“I have had a rare privilege of working with the Nigerian civil service, at the closest and innermost quarters for the large part of my sojourn in public service,” he said, “and has witnessed a formidable and strong public service, which we began to see gradually, lose its relevance in the country.”
The Nigerian civil service consists of a workforce of employees under the Nigerian government agencies and ministries except for the military and police. Nigeria is one of the largest countries in Africa by land and population with a huge civil service task force.
Of course, it is expected that alongside this wide task force, there will be maximum use of human resources needed for the development of the nation but this is not the case in Nigeria. One of the biggest problems with the country is the poor state of civil service.
The Nigerian civil service has long had a testimony of being disorganized, with the development leading to a lack of effective management. For example, records, documents, files and other sources of information are not well arranged or kept. Many unnecessary positions and jobs in the civil service came into being through the creation of ministries and departments with similar functions, leading to a waste of funds and manpower resources.
The civil service workforce is filled with workers who do not have specific roles to play and end up being unproductive, with the developments calling on the government to review offices and positions in the civil service and eradicate duplicated offices and positions.

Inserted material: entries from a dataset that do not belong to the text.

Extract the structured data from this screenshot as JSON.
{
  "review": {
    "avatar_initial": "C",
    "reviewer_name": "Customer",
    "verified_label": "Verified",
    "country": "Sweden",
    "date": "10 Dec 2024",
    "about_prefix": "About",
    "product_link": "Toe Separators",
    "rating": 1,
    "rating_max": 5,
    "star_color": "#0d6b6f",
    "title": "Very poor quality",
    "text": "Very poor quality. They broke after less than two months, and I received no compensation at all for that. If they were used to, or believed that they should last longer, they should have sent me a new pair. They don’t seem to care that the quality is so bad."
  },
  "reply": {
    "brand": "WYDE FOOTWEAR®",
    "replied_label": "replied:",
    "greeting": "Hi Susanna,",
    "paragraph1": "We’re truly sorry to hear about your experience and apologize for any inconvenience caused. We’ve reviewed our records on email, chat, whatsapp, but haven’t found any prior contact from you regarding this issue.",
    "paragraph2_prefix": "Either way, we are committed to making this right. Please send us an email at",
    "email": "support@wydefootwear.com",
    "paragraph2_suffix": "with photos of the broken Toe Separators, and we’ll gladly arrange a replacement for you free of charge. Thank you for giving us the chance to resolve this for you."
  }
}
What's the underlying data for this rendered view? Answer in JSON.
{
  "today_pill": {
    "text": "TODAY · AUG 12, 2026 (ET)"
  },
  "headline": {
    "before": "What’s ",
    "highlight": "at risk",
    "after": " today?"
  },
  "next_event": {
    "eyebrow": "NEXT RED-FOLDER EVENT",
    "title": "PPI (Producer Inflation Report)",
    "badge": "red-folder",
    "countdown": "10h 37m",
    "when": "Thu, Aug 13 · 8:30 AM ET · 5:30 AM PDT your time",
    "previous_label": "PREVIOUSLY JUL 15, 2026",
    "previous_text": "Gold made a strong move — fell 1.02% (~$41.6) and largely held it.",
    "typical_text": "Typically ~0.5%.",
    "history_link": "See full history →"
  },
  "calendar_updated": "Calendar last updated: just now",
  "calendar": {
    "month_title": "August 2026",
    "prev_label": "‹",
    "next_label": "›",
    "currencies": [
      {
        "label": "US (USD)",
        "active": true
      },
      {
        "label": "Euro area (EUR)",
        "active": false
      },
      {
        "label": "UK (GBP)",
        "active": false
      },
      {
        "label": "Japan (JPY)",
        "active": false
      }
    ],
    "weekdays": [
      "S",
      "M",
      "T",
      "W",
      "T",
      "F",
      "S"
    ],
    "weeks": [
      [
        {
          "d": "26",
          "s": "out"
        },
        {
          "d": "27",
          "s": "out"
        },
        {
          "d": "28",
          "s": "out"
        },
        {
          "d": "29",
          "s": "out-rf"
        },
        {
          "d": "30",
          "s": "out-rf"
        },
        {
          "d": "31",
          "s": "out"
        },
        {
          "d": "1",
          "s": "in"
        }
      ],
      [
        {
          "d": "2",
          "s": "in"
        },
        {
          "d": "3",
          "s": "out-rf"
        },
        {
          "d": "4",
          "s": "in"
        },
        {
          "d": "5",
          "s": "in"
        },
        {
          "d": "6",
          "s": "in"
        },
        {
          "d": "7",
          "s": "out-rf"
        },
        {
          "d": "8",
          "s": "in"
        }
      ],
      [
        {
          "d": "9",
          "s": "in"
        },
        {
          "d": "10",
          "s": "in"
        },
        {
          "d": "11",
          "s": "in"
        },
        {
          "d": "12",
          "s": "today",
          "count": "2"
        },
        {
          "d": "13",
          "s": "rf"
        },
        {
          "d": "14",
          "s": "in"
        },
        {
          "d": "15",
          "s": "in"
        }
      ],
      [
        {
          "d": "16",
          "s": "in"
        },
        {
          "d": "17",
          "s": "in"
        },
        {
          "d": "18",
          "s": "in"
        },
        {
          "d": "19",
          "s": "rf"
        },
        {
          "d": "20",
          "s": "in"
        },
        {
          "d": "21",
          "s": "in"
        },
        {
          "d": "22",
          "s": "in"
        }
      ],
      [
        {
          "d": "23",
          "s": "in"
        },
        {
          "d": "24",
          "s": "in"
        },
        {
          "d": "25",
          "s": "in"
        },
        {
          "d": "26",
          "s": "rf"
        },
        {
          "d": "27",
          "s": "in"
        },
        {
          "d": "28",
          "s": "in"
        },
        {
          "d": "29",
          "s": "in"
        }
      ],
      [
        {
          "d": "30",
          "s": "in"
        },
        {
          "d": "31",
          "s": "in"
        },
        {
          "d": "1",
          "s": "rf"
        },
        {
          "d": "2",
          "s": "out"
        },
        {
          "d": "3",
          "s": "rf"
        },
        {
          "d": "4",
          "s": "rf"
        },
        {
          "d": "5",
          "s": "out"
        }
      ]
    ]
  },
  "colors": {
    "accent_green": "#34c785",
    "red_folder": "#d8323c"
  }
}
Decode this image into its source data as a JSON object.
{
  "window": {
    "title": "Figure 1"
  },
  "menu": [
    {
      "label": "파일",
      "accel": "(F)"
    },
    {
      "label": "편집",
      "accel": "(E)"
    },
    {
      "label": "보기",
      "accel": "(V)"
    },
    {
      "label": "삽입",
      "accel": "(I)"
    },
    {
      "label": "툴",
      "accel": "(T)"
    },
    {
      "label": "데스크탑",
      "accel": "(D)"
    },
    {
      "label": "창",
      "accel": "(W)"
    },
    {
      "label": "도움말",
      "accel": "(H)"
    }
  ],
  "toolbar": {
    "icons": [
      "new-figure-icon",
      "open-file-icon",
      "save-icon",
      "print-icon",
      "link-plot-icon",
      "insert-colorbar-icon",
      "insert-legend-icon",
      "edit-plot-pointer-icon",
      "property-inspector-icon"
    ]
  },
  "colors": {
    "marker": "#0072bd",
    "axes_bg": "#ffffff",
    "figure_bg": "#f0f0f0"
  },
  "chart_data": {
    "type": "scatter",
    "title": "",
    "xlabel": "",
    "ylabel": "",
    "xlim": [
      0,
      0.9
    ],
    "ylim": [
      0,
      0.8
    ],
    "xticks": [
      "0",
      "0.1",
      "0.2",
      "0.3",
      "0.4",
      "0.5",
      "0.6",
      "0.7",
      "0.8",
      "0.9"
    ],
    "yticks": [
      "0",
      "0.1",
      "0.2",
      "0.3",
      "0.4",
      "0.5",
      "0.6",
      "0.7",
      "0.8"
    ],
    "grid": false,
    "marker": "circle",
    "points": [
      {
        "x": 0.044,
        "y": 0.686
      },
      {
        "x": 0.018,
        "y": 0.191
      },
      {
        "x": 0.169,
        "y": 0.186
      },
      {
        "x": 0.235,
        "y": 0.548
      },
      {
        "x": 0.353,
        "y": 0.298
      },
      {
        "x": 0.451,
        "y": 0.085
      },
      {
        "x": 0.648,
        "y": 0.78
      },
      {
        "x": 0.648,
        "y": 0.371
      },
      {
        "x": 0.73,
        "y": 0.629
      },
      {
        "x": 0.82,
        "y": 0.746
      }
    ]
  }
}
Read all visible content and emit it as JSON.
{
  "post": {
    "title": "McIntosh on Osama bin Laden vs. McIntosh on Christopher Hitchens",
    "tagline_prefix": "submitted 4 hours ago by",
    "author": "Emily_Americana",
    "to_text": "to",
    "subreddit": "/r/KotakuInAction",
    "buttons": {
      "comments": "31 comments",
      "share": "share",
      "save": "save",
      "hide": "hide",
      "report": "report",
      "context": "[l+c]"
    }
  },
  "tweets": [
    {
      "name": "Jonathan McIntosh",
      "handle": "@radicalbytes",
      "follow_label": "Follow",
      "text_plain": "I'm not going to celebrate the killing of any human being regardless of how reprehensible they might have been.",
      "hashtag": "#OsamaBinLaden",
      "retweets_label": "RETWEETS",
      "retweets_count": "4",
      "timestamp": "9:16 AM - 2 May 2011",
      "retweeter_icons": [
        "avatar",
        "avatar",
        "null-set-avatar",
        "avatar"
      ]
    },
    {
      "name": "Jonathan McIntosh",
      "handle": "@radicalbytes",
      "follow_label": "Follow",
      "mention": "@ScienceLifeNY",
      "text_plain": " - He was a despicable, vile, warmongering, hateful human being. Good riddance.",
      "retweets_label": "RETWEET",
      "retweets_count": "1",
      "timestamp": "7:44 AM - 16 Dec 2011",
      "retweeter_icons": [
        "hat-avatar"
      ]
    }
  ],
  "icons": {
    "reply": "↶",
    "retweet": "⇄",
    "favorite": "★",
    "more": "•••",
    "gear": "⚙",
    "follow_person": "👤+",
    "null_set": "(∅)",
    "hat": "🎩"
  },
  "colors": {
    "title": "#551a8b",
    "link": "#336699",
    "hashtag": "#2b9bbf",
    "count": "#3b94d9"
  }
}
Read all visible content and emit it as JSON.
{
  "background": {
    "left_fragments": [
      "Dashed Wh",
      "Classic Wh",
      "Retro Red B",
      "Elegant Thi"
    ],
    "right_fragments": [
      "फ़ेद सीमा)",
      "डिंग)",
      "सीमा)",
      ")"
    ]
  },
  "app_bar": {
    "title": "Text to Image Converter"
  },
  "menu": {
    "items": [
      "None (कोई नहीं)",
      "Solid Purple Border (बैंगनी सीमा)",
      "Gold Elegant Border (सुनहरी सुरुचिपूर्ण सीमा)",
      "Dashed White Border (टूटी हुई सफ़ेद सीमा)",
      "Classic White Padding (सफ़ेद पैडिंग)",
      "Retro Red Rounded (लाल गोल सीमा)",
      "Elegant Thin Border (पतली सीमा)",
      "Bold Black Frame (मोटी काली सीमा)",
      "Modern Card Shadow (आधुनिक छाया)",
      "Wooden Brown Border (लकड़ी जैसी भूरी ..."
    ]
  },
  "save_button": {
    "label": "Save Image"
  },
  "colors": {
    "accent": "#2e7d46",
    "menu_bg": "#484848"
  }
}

But, crucially, the civil servants are criticised for their inability to exercise individual judgement and responsibility on the policies referred to their departments. They are accused of depending on existing regulations and usually fail to adopt new means of addressing problems/issues.
Crucially, too, the anticipated quick and smooth operation of the civil service is often handicapped by bribery and corruption in Nigeria. Many civil servants demand monetary and other gratifications before carrying out their duties to the citizens.
No wonder, known for his aversion to corruption, the President, represented at the event by the Minister of Federal Capital Territory (FCT), Mr Mohammed Musa Bello, said that the gradual decline of the civil service propelled him to provide support to the Head of the Civil Service of the Federation to undertake innovative and far-reaching reforms that are gradually showing signs of bearing the desired fruits.
He said the federal government would be delighted to have a civil service desirous of improving its ability to drive national development through the recommendation of appropriate policies that would enhance the implementation of government programmes.
However, the administration needs the support of all to succeed in the task of reforming the civil service for optimum performance.